══ DATA FOR PROCESSING

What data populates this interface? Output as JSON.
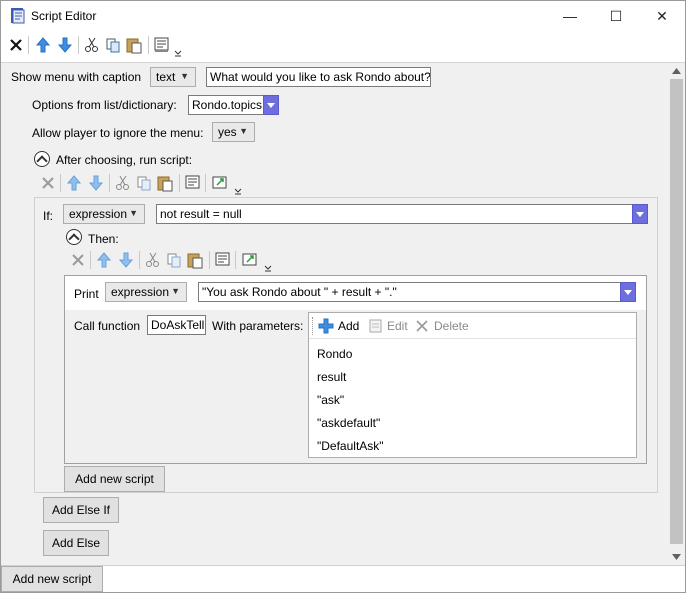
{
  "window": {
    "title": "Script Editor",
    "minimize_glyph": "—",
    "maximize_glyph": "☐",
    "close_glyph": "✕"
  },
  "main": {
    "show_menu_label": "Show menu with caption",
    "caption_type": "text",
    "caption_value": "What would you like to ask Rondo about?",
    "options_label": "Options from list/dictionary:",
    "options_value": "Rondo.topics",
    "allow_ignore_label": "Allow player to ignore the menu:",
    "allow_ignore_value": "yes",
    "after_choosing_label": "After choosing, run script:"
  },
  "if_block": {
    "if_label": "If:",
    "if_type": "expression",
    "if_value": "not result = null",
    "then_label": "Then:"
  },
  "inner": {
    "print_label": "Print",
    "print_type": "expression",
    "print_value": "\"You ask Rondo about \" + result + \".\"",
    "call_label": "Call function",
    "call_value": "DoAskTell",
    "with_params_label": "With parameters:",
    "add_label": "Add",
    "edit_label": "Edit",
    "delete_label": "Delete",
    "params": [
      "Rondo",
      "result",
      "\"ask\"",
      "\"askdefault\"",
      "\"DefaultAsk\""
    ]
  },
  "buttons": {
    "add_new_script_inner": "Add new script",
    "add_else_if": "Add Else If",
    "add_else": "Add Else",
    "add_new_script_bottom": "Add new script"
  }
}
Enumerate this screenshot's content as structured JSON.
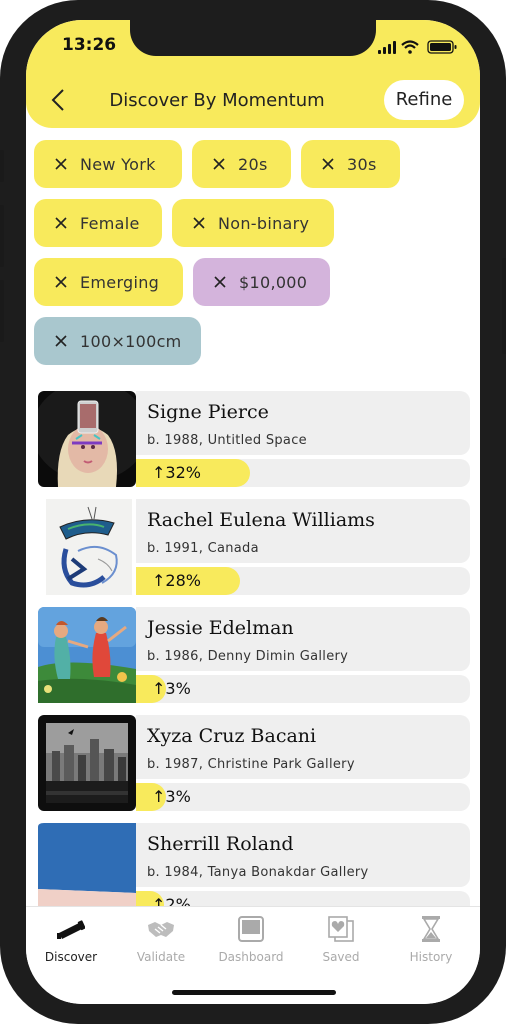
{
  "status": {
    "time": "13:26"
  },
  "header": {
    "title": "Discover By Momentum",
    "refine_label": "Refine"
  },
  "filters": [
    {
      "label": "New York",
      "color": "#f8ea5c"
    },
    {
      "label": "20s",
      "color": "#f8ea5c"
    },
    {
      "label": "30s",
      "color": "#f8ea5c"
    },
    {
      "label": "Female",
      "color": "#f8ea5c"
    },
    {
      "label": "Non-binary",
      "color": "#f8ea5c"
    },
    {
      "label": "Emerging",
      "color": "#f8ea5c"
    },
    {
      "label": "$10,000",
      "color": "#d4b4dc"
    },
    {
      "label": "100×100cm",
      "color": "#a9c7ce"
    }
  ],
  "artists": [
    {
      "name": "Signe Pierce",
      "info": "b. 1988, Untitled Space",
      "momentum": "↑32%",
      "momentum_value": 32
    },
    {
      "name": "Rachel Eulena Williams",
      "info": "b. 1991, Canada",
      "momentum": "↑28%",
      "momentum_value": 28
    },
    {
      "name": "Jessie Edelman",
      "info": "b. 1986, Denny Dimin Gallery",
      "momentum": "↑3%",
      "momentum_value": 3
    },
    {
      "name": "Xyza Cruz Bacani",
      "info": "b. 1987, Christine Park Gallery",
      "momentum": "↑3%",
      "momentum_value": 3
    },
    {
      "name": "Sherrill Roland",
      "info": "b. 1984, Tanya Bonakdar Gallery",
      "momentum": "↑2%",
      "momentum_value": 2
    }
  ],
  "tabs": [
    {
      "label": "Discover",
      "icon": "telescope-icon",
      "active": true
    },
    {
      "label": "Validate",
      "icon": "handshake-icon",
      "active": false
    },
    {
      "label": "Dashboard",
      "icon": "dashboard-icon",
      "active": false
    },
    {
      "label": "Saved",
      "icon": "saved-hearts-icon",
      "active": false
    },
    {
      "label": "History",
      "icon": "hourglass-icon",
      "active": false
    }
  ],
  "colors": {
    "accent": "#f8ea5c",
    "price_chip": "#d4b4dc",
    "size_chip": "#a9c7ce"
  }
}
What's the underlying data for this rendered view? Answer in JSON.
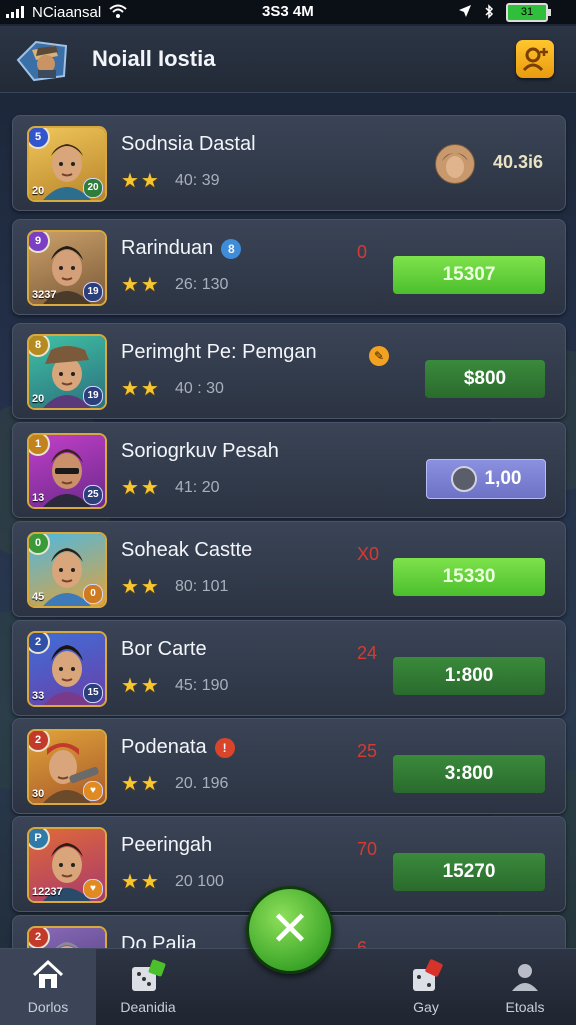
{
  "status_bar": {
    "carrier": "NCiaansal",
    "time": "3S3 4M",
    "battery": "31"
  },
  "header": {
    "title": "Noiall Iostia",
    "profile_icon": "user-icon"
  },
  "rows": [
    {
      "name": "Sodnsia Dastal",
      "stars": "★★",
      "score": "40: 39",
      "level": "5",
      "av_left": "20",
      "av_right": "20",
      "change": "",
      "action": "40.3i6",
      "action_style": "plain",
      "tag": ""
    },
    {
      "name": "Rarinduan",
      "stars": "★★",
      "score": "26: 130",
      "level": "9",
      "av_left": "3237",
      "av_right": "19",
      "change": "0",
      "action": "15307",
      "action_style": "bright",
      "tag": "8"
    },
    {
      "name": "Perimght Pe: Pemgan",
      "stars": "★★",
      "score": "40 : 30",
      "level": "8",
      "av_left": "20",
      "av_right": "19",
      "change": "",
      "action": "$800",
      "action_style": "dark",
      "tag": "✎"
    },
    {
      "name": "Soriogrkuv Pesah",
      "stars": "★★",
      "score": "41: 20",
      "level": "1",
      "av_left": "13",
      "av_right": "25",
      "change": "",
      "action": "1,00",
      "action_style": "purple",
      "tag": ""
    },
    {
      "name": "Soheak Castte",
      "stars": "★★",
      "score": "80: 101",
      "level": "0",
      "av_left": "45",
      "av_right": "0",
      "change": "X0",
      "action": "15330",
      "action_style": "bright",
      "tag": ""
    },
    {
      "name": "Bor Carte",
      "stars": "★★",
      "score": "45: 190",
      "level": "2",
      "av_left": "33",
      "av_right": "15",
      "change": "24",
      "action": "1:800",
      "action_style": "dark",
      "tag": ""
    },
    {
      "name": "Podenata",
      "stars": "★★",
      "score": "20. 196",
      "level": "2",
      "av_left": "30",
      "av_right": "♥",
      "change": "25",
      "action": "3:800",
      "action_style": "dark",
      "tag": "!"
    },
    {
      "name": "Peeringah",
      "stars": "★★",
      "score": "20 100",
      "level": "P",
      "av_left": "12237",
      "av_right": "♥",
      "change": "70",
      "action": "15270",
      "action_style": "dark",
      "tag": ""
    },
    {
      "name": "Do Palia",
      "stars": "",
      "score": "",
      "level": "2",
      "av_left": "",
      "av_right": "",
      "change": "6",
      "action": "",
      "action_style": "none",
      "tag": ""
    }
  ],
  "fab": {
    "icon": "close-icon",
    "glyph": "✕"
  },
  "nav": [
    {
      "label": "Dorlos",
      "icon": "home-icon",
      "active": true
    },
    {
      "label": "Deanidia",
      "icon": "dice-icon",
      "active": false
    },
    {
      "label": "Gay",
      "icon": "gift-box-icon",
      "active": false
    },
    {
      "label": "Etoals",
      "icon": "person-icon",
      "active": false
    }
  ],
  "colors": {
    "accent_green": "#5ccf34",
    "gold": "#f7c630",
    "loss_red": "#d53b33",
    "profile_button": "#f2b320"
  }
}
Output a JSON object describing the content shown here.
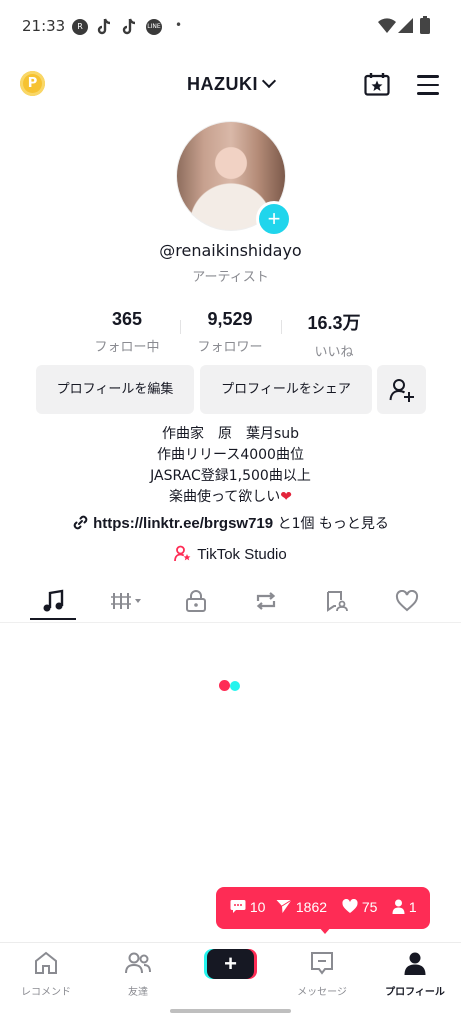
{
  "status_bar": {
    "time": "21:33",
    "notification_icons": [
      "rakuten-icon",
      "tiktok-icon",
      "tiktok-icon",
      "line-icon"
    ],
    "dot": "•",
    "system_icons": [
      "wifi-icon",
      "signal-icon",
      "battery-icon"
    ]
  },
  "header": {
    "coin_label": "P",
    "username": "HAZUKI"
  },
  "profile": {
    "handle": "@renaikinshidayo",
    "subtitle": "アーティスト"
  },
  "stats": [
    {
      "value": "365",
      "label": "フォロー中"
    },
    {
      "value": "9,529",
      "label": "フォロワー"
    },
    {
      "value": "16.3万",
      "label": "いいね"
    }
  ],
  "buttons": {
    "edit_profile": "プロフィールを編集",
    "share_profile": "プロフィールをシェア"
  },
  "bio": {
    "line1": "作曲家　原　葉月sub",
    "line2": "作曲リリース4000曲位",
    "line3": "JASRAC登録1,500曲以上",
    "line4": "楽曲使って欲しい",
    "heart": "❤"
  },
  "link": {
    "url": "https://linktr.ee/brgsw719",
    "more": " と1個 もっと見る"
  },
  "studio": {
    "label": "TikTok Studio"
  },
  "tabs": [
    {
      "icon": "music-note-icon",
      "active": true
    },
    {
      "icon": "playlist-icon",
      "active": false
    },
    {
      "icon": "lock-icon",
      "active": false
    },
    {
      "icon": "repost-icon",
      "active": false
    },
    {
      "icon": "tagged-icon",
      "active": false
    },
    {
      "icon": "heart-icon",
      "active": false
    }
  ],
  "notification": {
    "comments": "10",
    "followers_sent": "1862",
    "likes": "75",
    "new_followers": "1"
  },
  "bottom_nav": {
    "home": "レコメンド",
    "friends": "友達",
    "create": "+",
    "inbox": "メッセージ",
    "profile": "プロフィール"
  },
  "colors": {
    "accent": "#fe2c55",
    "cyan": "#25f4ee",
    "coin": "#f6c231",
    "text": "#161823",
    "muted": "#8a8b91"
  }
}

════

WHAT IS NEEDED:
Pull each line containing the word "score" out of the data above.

EXERCISE RESULT:
      "score": "40: 39",
      "score": "26: 130",
      "score": "40 : 30",
      "score": "41: 20",
      "score": "80: 101",
      "score": "45: 190",
      "score": "20. 196",
      "score": "20 100",
      "score": "",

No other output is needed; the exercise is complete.